Your task:
Your answer should be a single number: the count of lines in the listing that contain "label".

Data under study:

-=-=-=-=-

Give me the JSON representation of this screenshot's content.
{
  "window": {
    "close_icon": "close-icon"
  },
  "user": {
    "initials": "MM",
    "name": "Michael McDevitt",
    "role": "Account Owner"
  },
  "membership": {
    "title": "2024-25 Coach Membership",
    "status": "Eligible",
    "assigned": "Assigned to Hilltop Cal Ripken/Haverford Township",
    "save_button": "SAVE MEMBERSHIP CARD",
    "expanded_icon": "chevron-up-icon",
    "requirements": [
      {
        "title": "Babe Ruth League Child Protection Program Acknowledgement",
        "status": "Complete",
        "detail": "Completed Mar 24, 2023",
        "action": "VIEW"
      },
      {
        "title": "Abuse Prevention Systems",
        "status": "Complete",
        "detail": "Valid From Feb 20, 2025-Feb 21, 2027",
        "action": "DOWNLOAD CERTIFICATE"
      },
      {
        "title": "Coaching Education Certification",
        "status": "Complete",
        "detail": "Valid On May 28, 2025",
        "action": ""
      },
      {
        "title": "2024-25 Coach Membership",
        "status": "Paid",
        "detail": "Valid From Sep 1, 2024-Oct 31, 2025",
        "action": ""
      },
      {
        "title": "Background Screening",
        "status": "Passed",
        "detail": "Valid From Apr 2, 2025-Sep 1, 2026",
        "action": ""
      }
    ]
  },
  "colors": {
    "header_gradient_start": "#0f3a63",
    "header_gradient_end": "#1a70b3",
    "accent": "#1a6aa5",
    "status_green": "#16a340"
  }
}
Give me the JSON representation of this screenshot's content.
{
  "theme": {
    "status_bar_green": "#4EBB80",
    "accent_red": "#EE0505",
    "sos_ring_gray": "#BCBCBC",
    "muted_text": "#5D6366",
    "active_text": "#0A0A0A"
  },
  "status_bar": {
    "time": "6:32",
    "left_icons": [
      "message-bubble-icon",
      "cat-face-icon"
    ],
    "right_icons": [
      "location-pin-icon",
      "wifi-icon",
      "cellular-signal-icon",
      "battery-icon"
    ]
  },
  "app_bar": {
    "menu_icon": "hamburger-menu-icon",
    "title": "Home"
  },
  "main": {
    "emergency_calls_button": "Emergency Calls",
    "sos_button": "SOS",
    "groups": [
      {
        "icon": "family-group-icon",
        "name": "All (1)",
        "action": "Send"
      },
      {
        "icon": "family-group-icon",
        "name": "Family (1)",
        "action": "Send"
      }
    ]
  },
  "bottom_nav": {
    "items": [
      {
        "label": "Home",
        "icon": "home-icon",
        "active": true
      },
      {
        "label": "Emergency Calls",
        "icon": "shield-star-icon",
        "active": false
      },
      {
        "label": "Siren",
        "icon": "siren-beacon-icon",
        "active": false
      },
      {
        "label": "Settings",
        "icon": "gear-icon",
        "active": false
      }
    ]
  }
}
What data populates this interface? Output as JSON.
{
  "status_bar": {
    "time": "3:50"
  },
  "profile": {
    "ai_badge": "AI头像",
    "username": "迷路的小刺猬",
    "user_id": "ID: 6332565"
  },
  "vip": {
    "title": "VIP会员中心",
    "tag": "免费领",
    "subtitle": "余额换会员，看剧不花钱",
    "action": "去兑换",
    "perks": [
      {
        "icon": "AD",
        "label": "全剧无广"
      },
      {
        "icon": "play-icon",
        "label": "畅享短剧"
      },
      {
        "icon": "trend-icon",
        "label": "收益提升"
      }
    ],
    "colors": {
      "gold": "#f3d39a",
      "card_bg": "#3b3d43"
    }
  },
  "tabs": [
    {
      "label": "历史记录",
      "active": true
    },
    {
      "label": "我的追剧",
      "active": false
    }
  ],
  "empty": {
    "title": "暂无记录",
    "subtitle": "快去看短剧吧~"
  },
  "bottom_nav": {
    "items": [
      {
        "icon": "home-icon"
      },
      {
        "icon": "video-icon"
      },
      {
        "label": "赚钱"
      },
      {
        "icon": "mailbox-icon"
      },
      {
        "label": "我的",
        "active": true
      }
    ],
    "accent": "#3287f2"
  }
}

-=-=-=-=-

Solution to this exercise:
11